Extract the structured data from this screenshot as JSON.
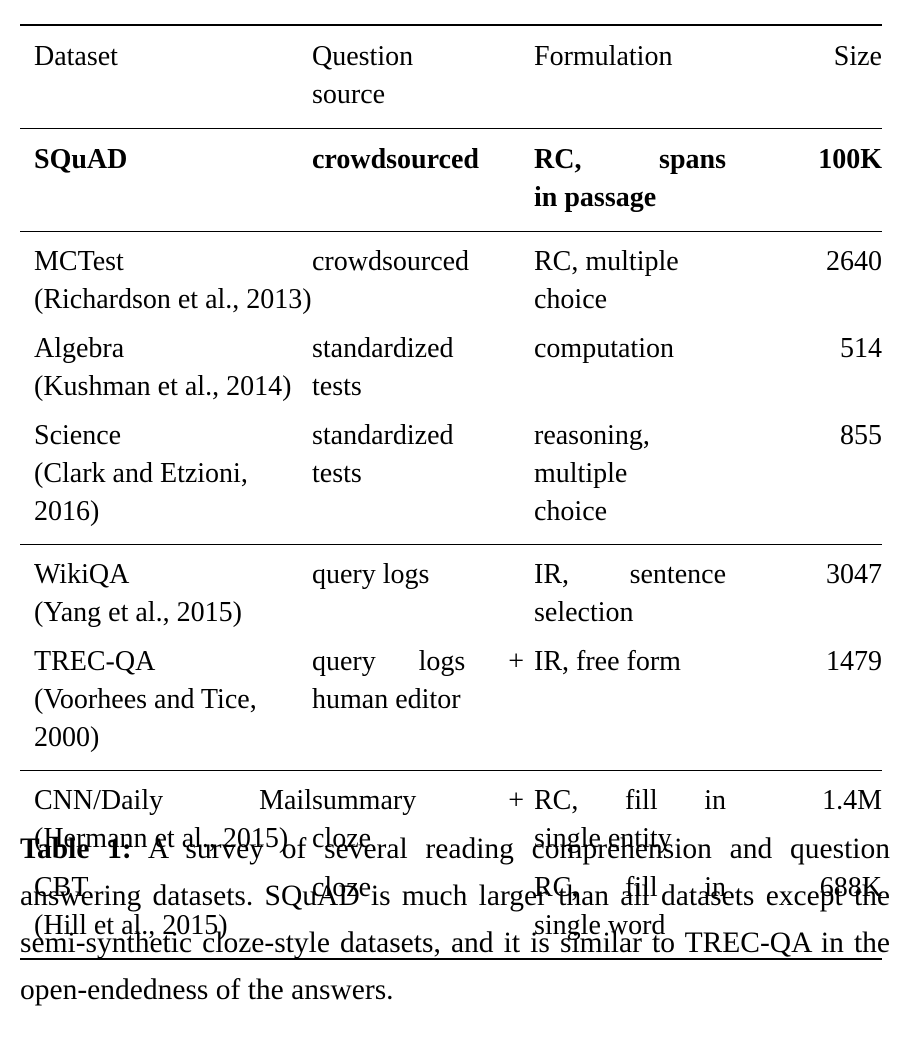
{
  "table": {
    "columns": [
      {
        "key": "dataset",
        "header": "Dataset",
        "align": "left"
      },
      {
        "key": "source",
        "header_line1": "Question",
        "header_line2": "source",
        "align": "left"
      },
      {
        "key": "formulation",
        "header": "Formulation",
        "align": "left"
      },
      {
        "key": "size",
        "header": "Size",
        "align": "right"
      }
    ],
    "highlight_row": {
      "dataset": "SQuAD",
      "source": "crowdsourced",
      "formulation_line1": "RC, spans",
      "formulation_line2": "in passage",
      "size": "100K",
      "bold": true
    },
    "groups": [
      {
        "rows": [
          {
            "dataset_line1": "MCTest",
            "dataset_line2": "(Richardson et al., 2013)",
            "source_line1": "crowdsourced",
            "formulation_line1": "RC, multiple",
            "formulation_line2": "choice",
            "size": "2640"
          },
          {
            "dataset_line1": "Algebra",
            "dataset_line2": "(Kushman et al., 2014)",
            "source_line1": "standardized",
            "source_line2": "tests",
            "formulation_line1": "computation",
            "size": "514"
          },
          {
            "dataset_line1": "Science",
            "dataset_line2": "(Clark and Etzioni, 2016)",
            "source_line1": "standardized",
            "source_line2": "tests",
            "formulation_line1": "reasoning,",
            "formulation_line2": "multiple",
            "formulation_line3": "choice",
            "size": "855"
          }
        ]
      },
      {
        "rows": [
          {
            "dataset_line1": "WikiQA",
            "dataset_line2": "(Yang et al., 2015)",
            "source_line1": "query logs",
            "formulation_line1": "IR, sentence",
            "formulation_line2": "selection",
            "size": "3047"
          },
          {
            "dataset_line1": "TREC-QA",
            "dataset_line2": "(Voorhees and Tice, 2000)",
            "source_line1": "query logs +",
            "source_line2": "human editor",
            "formulation_line1": "IR, free form",
            "size": "1479"
          }
        ]
      },
      {
        "rows": [
          {
            "dataset_line1": "CNN/Daily Mail",
            "dataset_line2": "(Hermann et al., 2015)",
            "source_line1": "summary +",
            "source_line2": "cloze",
            "formulation_line1": "RC, fill in",
            "formulation_line2": "single entity",
            "size": "1.4M"
          },
          {
            "dataset_line1": "CBT",
            "dataset_line2": "(Hill et al., 2015)",
            "source_line1": "cloze",
            "formulation_line1": "RC, fill in",
            "formulation_line2": "single word",
            "size": "688K"
          }
        ]
      }
    ]
  },
  "caption": {
    "label": "Table 1:",
    "text": " A survey of several reading comprehension and question answering datasets. SQuAD is much larger than all datasets except the semi-synthetic cloze-style datasets, and it is similar to TREC-QA in the open-endedness of the answers."
  }
}
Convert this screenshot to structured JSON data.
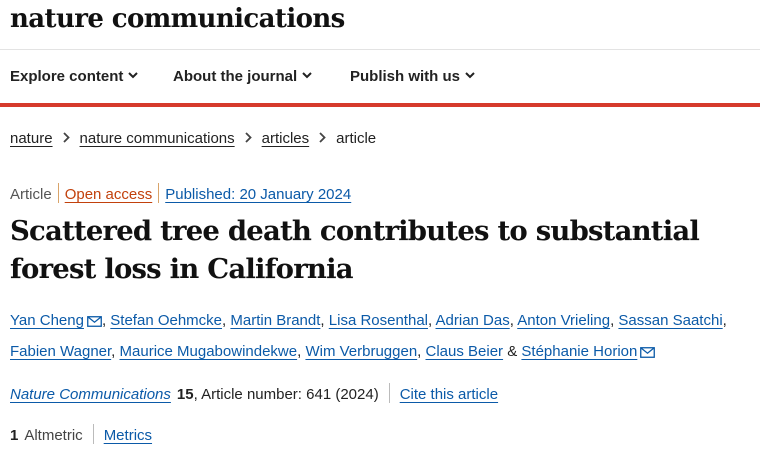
{
  "site": {
    "brand": "nature communications"
  },
  "nav": {
    "items": [
      {
        "label": "Explore content"
      },
      {
        "label": "About the journal"
      },
      {
        "label": "Publish with us"
      }
    ]
  },
  "breadcrumb": [
    "nature",
    "nature communications",
    "articles",
    "article"
  ],
  "article": {
    "type": "Article",
    "access": "Open access",
    "published": "Published: 20 January 2024",
    "title": "Scattered tree death contributes to substantial forest loss in California",
    "authors": [
      "Yan Cheng",
      "Stefan Oehmcke",
      "Martin Brandt",
      "Lisa Rosenthal",
      "Adrian Das",
      "Anton Vrieling",
      "Sassan Saatchi",
      "Fabien Wagner",
      "Maurice Mugabowindekwe",
      "Wim Verbruggen",
      "Claus Beier",
      "Stéphanie Horion"
    ],
    "author_separator": ", ",
    "author_final_separator": "&",
    "journal": "Nature Communications",
    "volume": "15",
    "article_number": ", Article number: 641 (2024)",
    "cite_label": "Cite this article"
  },
  "metrics": {
    "altmetric_count": "1",
    "altmetric_label": "Altmetric",
    "metrics_link": "Metrics"
  },
  "colors": {
    "link": "#0b5aa8",
    "accent_rule": "#d63a2c",
    "open_access": "#c2410c"
  },
  "icons": [
    "chevron-down-icon",
    "chevron-right-icon",
    "mail-icon"
  ]
}
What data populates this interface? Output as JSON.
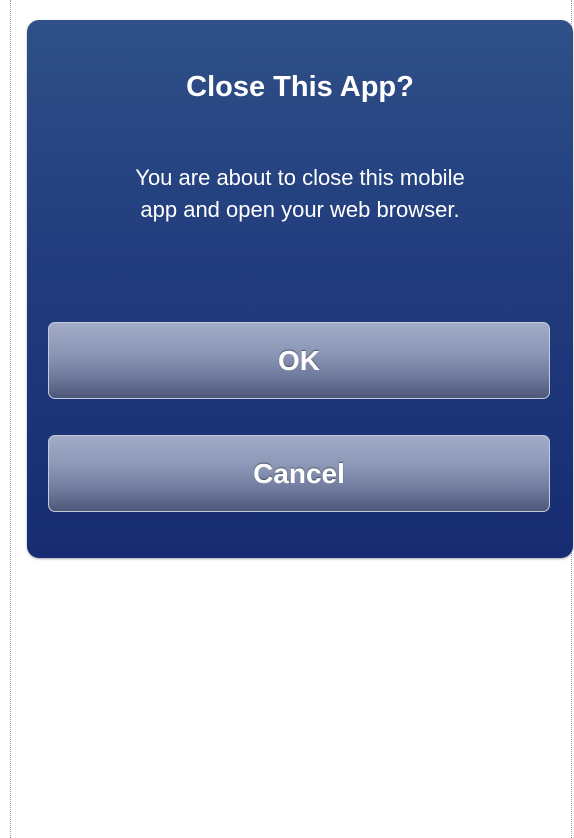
{
  "dialog": {
    "title": "Close This App?",
    "message_line1": "You are about to close this mobile",
    "message_line2": "app and open your web browser.",
    "ok_label": "OK",
    "cancel_label": "Cancel"
  },
  "colors": {
    "dialog_top": "#2f5088",
    "dialog_bottom": "#172c72",
    "button_top": "#a2acc8",
    "button_bottom": "#4c5779",
    "text": "#ffffff"
  }
}
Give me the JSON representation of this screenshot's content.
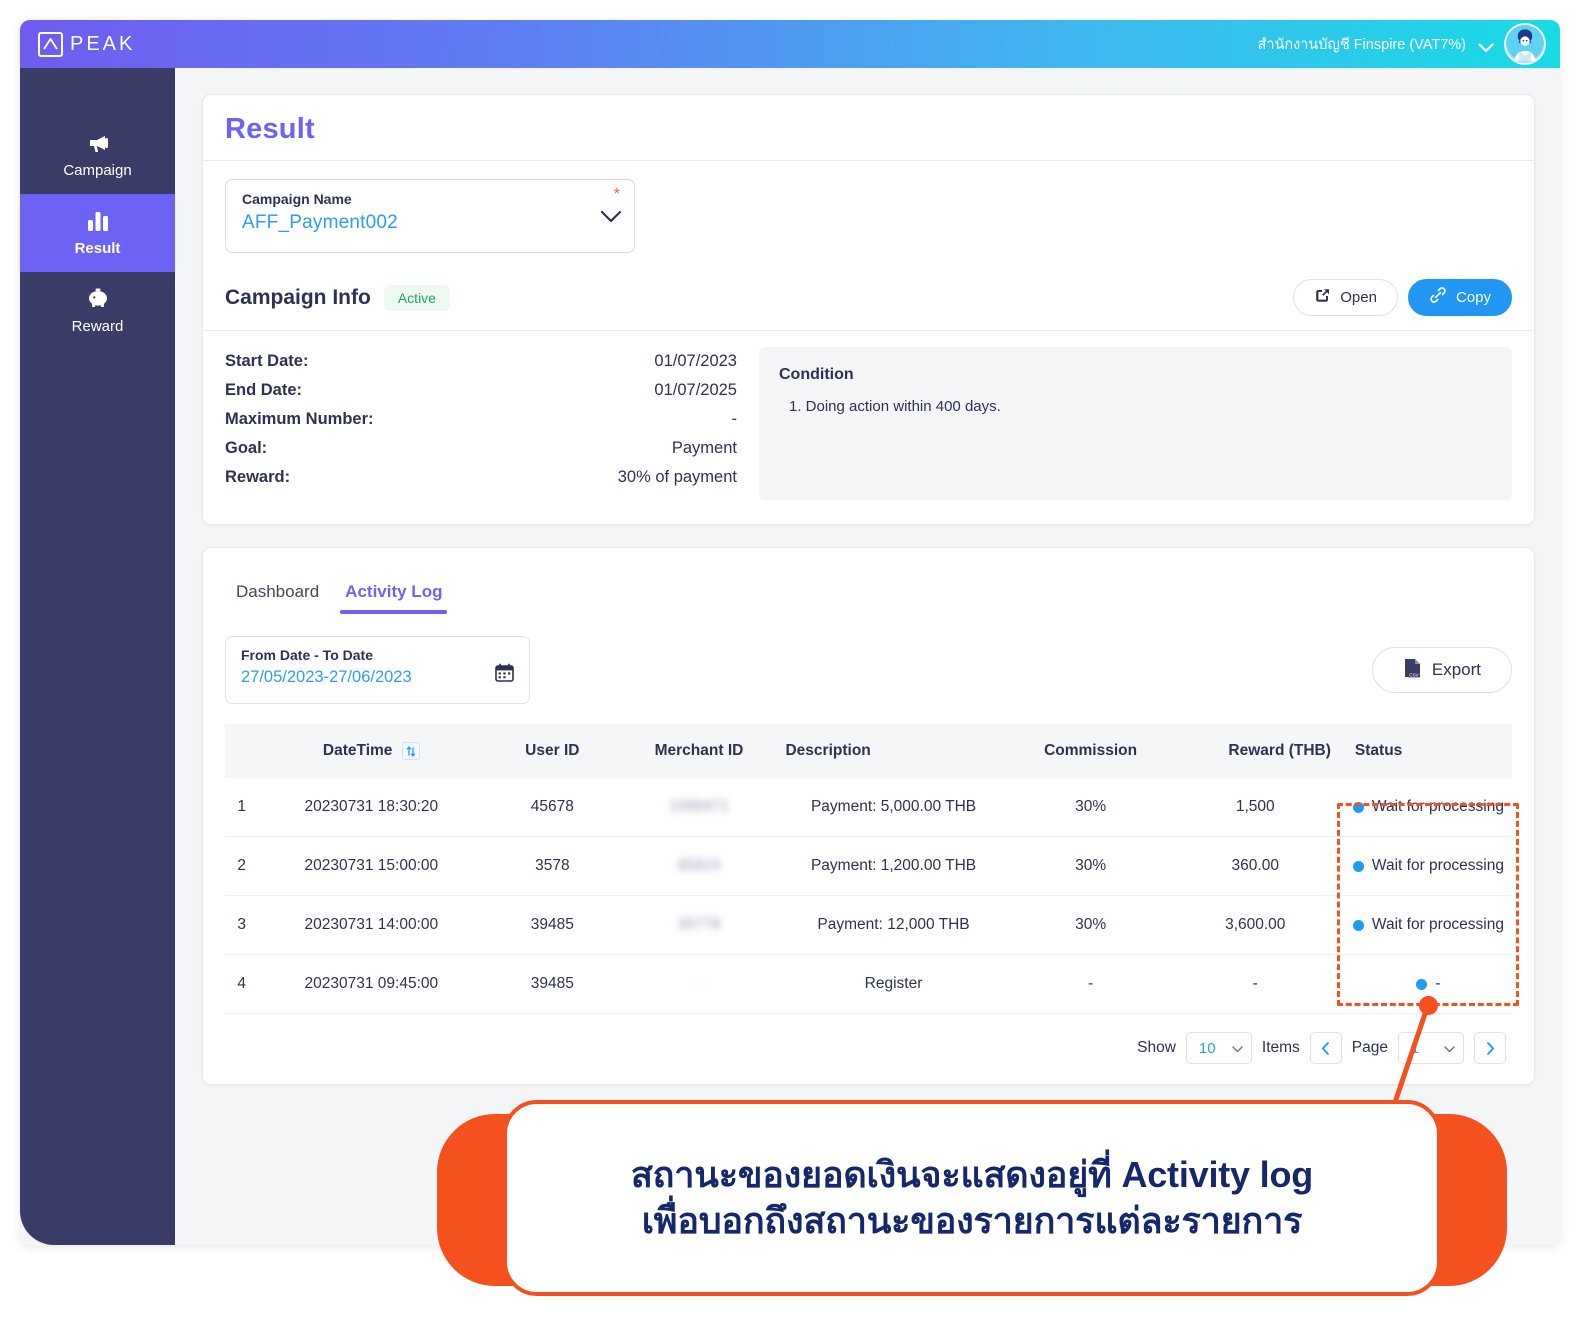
{
  "topbar": {
    "brand_text": "PEAK",
    "org_name": "สำนักงานบัญชี Finspire (VAT7%)"
  },
  "sidebar": {
    "items": [
      {
        "label": "Campaign",
        "icon": "megaphone-icon",
        "active": false
      },
      {
        "label": "Result",
        "icon": "bar-chart-icon",
        "active": true
      },
      {
        "label": "Reward",
        "icon": "piggy-bank-icon",
        "active": false
      }
    ]
  },
  "result_card": {
    "title": "Result",
    "campaign_field": {
      "label": "Campaign Name",
      "value": "AFF_Payment002",
      "required_marker": "*"
    },
    "info": {
      "heading": "Campaign Info",
      "status_badge": "Active",
      "open_label": "Open",
      "copy_label": "Copy",
      "rows": [
        {
          "key": "Start Date:",
          "value": "01/07/2023"
        },
        {
          "key": "End Date:",
          "value": "01/07/2025"
        },
        {
          "key": "Maximum Number:",
          "value": "-"
        },
        {
          "key": "Goal:",
          "value": "Payment"
        },
        {
          "key": "Reward:",
          "value": "30% of payment"
        }
      ],
      "condition_title": "Condition",
      "condition_items": [
        "1. Doing action within 400 days."
      ]
    }
  },
  "log_card": {
    "tabs": [
      {
        "label": "Dashboard",
        "active": false
      },
      {
        "label": "Activity Log",
        "active": true
      }
    ],
    "date_filter": {
      "label": "From Date - To Date",
      "value": "27/05/2023-27/06/2023"
    },
    "export_label": "Export",
    "table": {
      "columns": [
        "DateTime",
        "User ID",
        "Merchant ID",
        "Description",
        "Commission",
        "Reward (THB)",
        "Status"
      ],
      "rows": [
        {
          "index": "1",
          "datetime": "20230731 18:30:20",
          "user_id": "45678",
          "merchant_id": "1098471",
          "description": "Payment: 5,000.00 THB",
          "commission": "30%",
          "reward": "1,500",
          "status": "Wait for processing"
        },
        {
          "index": "2",
          "datetime": "20230731 15:00:00",
          "user_id": "3578",
          "merchant_id": "95824",
          "description": "Payment: 1,200.00 THB",
          "commission": "30%",
          "reward": "360.00",
          "status": "Wait for processing"
        },
        {
          "index": "3",
          "datetime": "20230731 14:00:00",
          "user_id": "39485",
          "merchant_id": "35778",
          "description": "Payment: 12,000 THB",
          "commission": "30%",
          "reward": "3,600.00",
          "status": "Wait for processing"
        },
        {
          "index": "4",
          "datetime": "20230731 09:45:00",
          "user_id": "39485",
          "merchant_id": "-",
          "description": "Register",
          "commission": "-",
          "reward": "-",
          "status": "-"
        }
      ]
    },
    "pager": {
      "show_label": "Show",
      "page_size": "10",
      "items_label": "Items",
      "page_label": "Page",
      "page_number": "1"
    }
  },
  "annotation": {
    "line1": "สถานะของยอดเงินจะแสดงอยู่ที่ Activity log",
    "line2": "เพื่อบอกถึงสถานะของรายการแต่ละรายการ"
  },
  "colors": {
    "accent_purple": "#6c63f5",
    "accent_blue": "#2196f3",
    "status_dot": "#1f9cf0",
    "annotation_orange": "#f4511e",
    "sidebar_bg": "#3b3b68",
    "active_green": "#22a463"
  }
}
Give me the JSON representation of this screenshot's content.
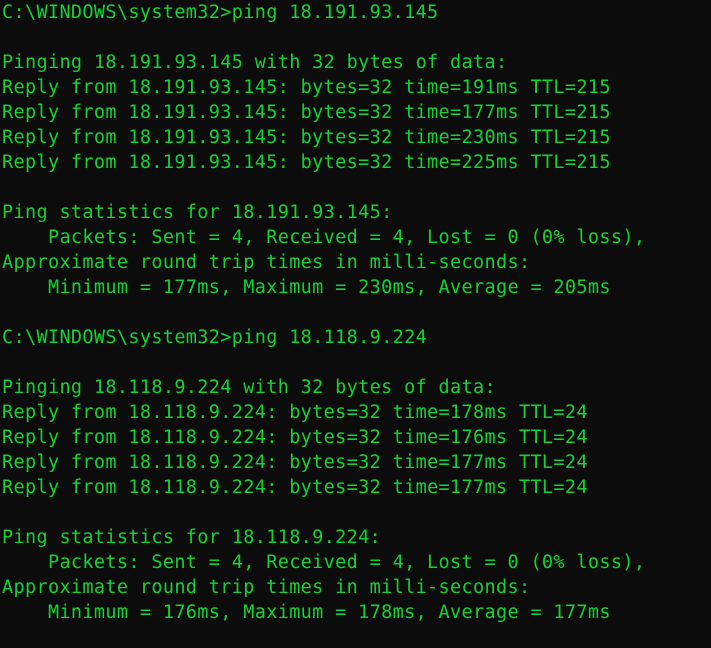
{
  "terminal": {
    "colors": {
      "background": "#0c0c0c",
      "foreground": "#13d334"
    },
    "lines": [
      "C:\\WINDOWS\\system32>ping 18.191.93.145",
      "",
      "Pinging 18.191.93.145 with 32 bytes of data:",
      "Reply from 18.191.93.145: bytes=32 time=191ms TTL=215",
      "Reply from 18.191.93.145: bytes=32 time=177ms TTL=215",
      "Reply from 18.191.93.145: bytes=32 time=230ms TTL=215",
      "Reply from 18.191.93.145: bytes=32 time=225ms TTL=215",
      "",
      "Ping statistics for 18.191.93.145:",
      "    Packets: Sent = 4, Received = 4, Lost = 0 (0% loss),",
      "Approximate round trip times in milli-seconds:",
      "    Minimum = 177ms, Maximum = 230ms, Average = 205ms",
      "",
      "C:\\WINDOWS\\system32>ping 18.118.9.224",
      "",
      "Pinging 18.118.9.224 with 32 bytes of data:",
      "Reply from 18.118.9.224: bytes=32 time=178ms TTL=24",
      "Reply from 18.118.9.224: bytes=32 time=176ms TTL=24",
      "Reply from 18.118.9.224: bytes=32 time=177ms TTL=24",
      "Reply from 18.118.9.224: bytes=32 time=177ms TTL=24",
      "",
      "Ping statistics for 18.118.9.224:",
      "    Packets: Sent = 4, Received = 4, Lost = 0 (0% loss),",
      "Approximate round trip times in milli-seconds:",
      "    Minimum = 176ms, Maximum = 178ms, Average = 177ms"
    ]
  }
}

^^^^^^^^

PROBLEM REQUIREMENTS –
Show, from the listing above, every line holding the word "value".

YOUR SOLUTION –
      "value": "AFF_Payment002",
          "value": "01/07/2023"
          "value": "01/07/2025"
          "value": "-"
          "value": "Payment"
          "value": "30% of payment"
      "value": "27/05/2023-27/06/2023"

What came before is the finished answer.